As a parent I try to monitor the amount of internet use that my children have. For example, I allow a certain number of hours after school for educational purposes only, I block certain websites to ensure that their engaging in certain quality, and I remind her constantly about man are endangered through social networks. Adolescents today have become engaged in technology beyond computers. Some to include IPod on which they can text and use the internet, smart phones, and games such as the Wii and PlayStation which gives them access to shows that may also have inappropriate shows on them.
Although this article focuses on Korea. I am certain that adolescent in the United States suffer with some of these same issues. As a profession I strongly suggest that we tackle this issues to prevent it from spiraling into other forms of mental health issues. At times as adults we often look at certain types of behavior as a phase to find that it can definitely turn into an addiction.
- Deck, D., & Kelly, V. L. (2006). Medicaid eligibility and access to mental health services among adolescents in substance abuse treatment. Psychiatric Services, 57(2), 263-5. Retrieved from http://search.proquest.com.library.capella.edu/docview/213102377?accountid=27965
- Ha, J. H., Kim, S. Y., Bae, S. C., Bae, S., Kim, H., Sim, M., Cho, S. C. (2007). Depression and internet addiction in adolescents. Psychopathology, 40(6), 424-30. Retrieved from
- Wu, P., PhD., Katic, Bozena J,M.P.H., M.P.A., Liu, X., PhD., Fan, B., M.D., & Fuller, C. J.,
M.S. (2010). Mental health service use among suicidal adolescents: Findings from a U.S.

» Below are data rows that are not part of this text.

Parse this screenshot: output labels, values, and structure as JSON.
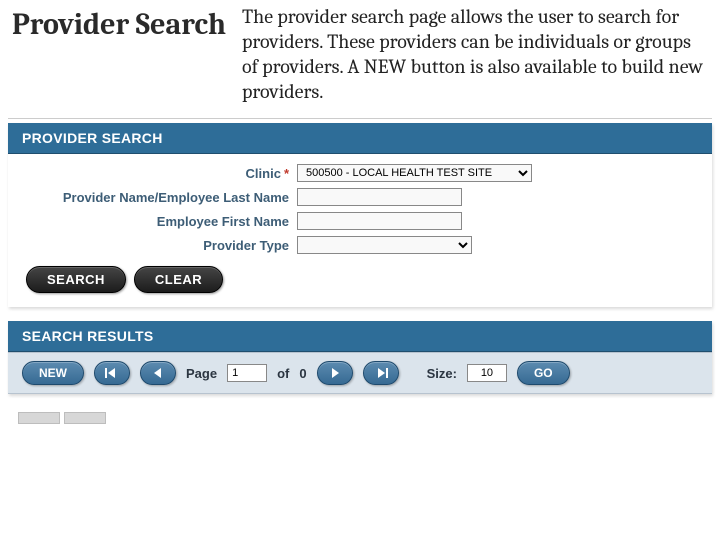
{
  "slide": {
    "title": "Provider Search",
    "description": "The provider search page allows the user to search for providers.  These providers can be individuals or groups of providers.  A NEW button is also available to build new providers."
  },
  "panels": {
    "search_header": "PROVIDER SEARCH",
    "results_header": "SEARCH RESULTS"
  },
  "form": {
    "clinic_label": "Clinic",
    "required_mark": "*",
    "clinic_value": "500500 - LOCAL HEALTH TEST SITE",
    "provider_name_label": "Provider Name/Employee Last Name",
    "provider_name_value": "",
    "first_name_label": "Employee First Name",
    "first_name_value": "",
    "provider_type_label": "Provider Type",
    "provider_type_value": ""
  },
  "buttons": {
    "search": "SEARCH",
    "clear": "CLEAR",
    "new": "NEW",
    "go": "GO"
  },
  "pager": {
    "page_label": "Page",
    "page_value": "1",
    "of_label": "of",
    "total_pages": "0",
    "size_label": "Size:",
    "size_value": "10"
  }
}
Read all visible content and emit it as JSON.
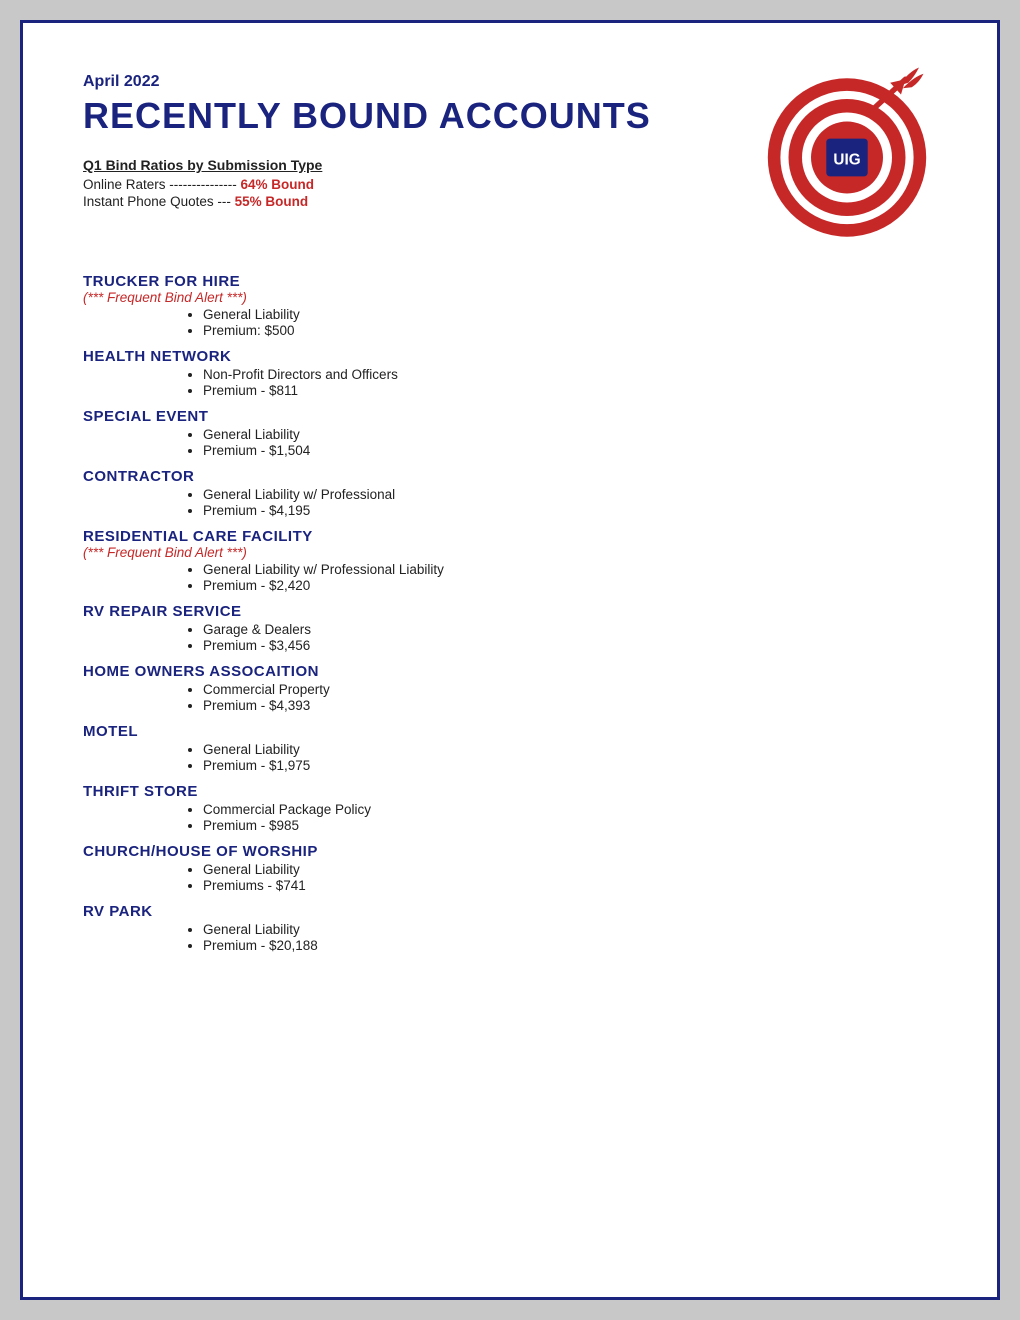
{
  "header": {
    "month_year": "April 2022",
    "title": "RECENTLY BOUND ACCOUNTS",
    "bind_ratios_title": "Q1 Bind Ratios by Submission Type",
    "bind_ratios": [
      {
        "label": "Online Raters --------------- ",
        "highlight": "64% Bound"
      },
      {
        "label": "Instant Phone Quotes --- ",
        "highlight": "55% Bound"
      }
    ]
  },
  "accounts": [
    {
      "name": "TRUCKER FOR HIRE",
      "alert": "(*** Frequent Bind Alert ***)",
      "details": [
        "General Liability",
        "Premium: $500"
      ]
    },
    {
      "name": "HEALTH NETWORK",
      "alert": null,
      "details": [
        "Non-Profit Directors and Officers",
        "Premium - $811"
      ]
    },
    {
      "name": "SPECIAL EVENT",
      "alert": null,
      "details": [
        "General Liability",
        "Premium - $1,504"
      ]
    },
    {
      "name": "CONTRACTOR",
      "alert": null,
      "details": [
        "General Liability w/ Professional",
        "Premium - $4,195"
      ]
    },
    {
      "name": "RESIDENTIAL CARE FACILITY",
      "alert": "(*** Frequent Bind Alert ***)",
      "details": [
        "General Liability w/ Professional Liability",
        "Premium - $2,420"
      ]
    },
    {
      "name": "RV REPAIR SERVICE",
      "alert": null,
      "details": [
        "Garage & Dealers",
        "Premium - $3,456"
      ]
    },
    {
      "name": "HOME OWNERS ASSOCAITION",
      "alert": null,
      "details": [
        "Commercial Property",
        "Premium - $4,393"
      ]
    },
    {
      "name": "MOTEL",
      "alert": null,
      "details": [
        "General Liability",
        "Premium - $1,975"
      ]
    },
    {
      "name": "THRIFT STORE",
      "alert": null,
      "details": [
        "Commercial Package Policy",
        "Premium - $985"
      ]
    },
    {
      "name": "CHURCH/HOUSE OF WORSHIP",
      "alert": null,
      "details": [
        "General Liability",
        "Premiums - $741"
      ]
    },
    {
      "name": "RV PARK",
      "alert": null,
      "details": [
        "General Liability",
        "Premium - $20,188"
      ]
    }
  ]
}
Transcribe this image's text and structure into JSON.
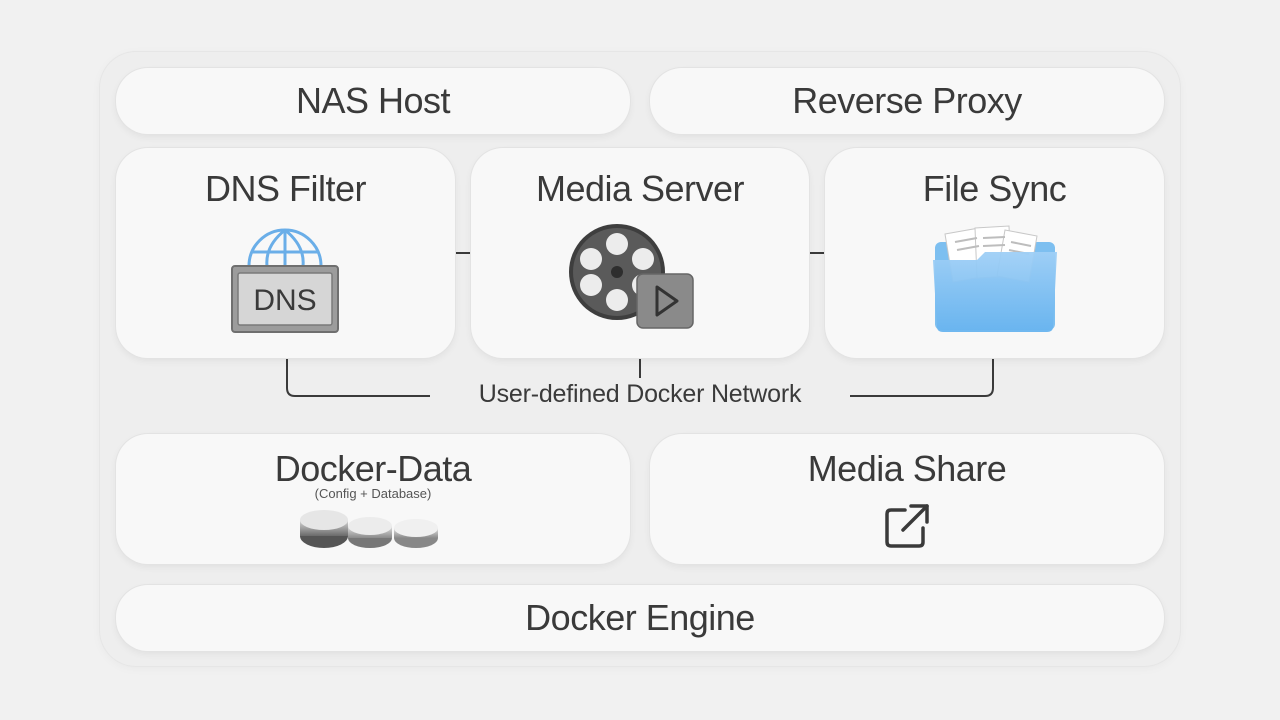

national community survey. Psychiatric Services, 61(1), 17-24. Retrieved from http://search.proquest.com.library.capella.edu/docview/213075182?accountid=27965